7. Cheekwood Botanical Garden
The 55-acre botanical garden is a perfect retreat from the hustle and bustle of the city. This Japanese-style landscape garden includes ponds, small hills, fountains, and an art museum in addition to various plants.
8. Andrew Jackson’s Hermitage
The Hermitage was the plantation and house of the seventeenth president of the United States, Andrew Jackson. When Jackson and his wife chose this as a site, they commissioned to build a Federal-style building with bricks. But after a fire broke out in the house and caused severe damage, a new building was built in Greek Revival style (current). Of the 400 ha plantation, 200 ha was only for producing cotton, whereas the rest of the land was used to produce other crops and to breed and train the racehorses. The tomb of Jackson and his wife are also located in the Hermitage garden, whereas the mansion now serves as a museum.
A full-scale replica of the Parthenon in Athens, the Parthenon in Nashville was built in 1897 as a part of the Tennessee Centennial Exposition in Centennial Park. Nashville is nicknamed ‘Athens of the South’ due to its dedication to higher studies, just like Athens in Greece was recognized as the center of learning. This influenced architect William Crawford Smith to create a replica of The Parthenon. Parthenon in Nashville is now a museum where the statue of Athena Parthenos and other artworks are displayed.
10. John Seigenthaler Pedestrian Bridge
Known as the longest pedestrian bridge in the world, John Seigenthaler Pedestrian Bridge is a truss bridge that spans 960 meters over the Cumberland River. The bridge has four steel trusses and two reinforced concrete trusses. The 11-meter wide bridge has lanes for bicycles and seatings. The bridge is widely known as Nashville’s iconic landmark.
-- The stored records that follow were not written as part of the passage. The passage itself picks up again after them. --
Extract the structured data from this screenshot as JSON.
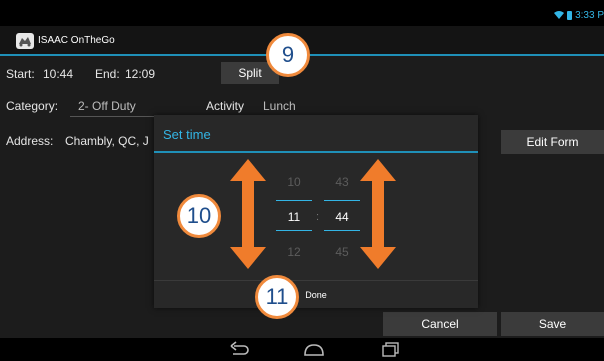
{
  "status": {
    "time": "3:33 P"
  },
  "app": {
    "title": "ISAAC OnTheGo"
  },
  "form": {
    "start_label": "Start:",
    "start_value": "10:44",
    "end_label": "End:",
    "end_value": "12:09",
    "split_label": "Split",
    "category_label": "Category:",
    "category_value": "2- Off Duty",
    "activity_label": "Activity",
    "activity_value": "Lunch",
    "address_label": "Address:",
    "address_value": "Chambly, QC, J",
    "edit_form_label": "Edit Form",
    "cancel_label": "Cancel",
    "save_label": "Save"
  },
  "dialog": {
    "title": "Set time",
    "hours": {
      "prev": "10",
      "current": "11",
      "next": "12"
    },
    "separator": ":",
    "minutes": {
      "prev": "43",
      "current": "44",
      "next": "45"
    },
    "done_label": "Done"
  },
  "callouts": [
    "9",
    "10",
    "11"
  ],
  "colors": {
    "accent": "#33b5e5",
    "callout_border": "#f08a3c",
    "arrow": "#f07c2b",
    "callout_text": "#1f4e8c"
  }
}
11. Fort Nashborough
Fort Nashborough was established by James Robertson in 1779, overlooking the Cumberland River, as a settlement that would become the city of Nashville. Wood obtained from the surrounding dense woods was used to build the two-story stockade surrounded by log cabins. The entire structure was constructed without the use of metal nails or fixtures. As the continuous attacks of the war led to the abandonment of the fort, a replica of the fort was thus constructed in the 1930s, and later, again in 1962, which got destroyed too in 2015. In 2017, an interpretive center opened on the site.
12. AT&T Building
Famously known as the ‘Batman Building’, the AT&T building is the tallest building in the state of Tennessee standing at 188 meters. The Batman building has earned this nickname due to its distinctive design and dark color, resembling the cowl of the character – Batman.
13. The Gulch
The Gulch neighborhood in the city of Nashville is the first LEED-ND certified community in the American South and one of the few in the US to achieve that certification. The Gulch has achieved this status due to its excellent walkability, connectivity, and public transportation. Once known as Nashville’s bustling railroad yard, after World War II impacted the activity, the area was sparsely occupied for 50 years. This ultimately opened opportunities to design the now vibrant city.
14. Music Row
Music Row, the heart of Nashville, is a historic area in the downtown, and home to the city’s musical heritage. Several businesses and attractions like RCA Studio B, Owen Bradley Park, and offices of recording studios, music licensing firms, video production houses, record labels, as well as publishing houses line up the Music Row area.
15. Mural Walk
Not only is Nashville famous for music, but also for the street art, which travelers come to see from all over the world. Street art or mural art continues to come up on every wall of the city, transforming the cultural fabric as well the architectural façade and urbanscape of Nashville.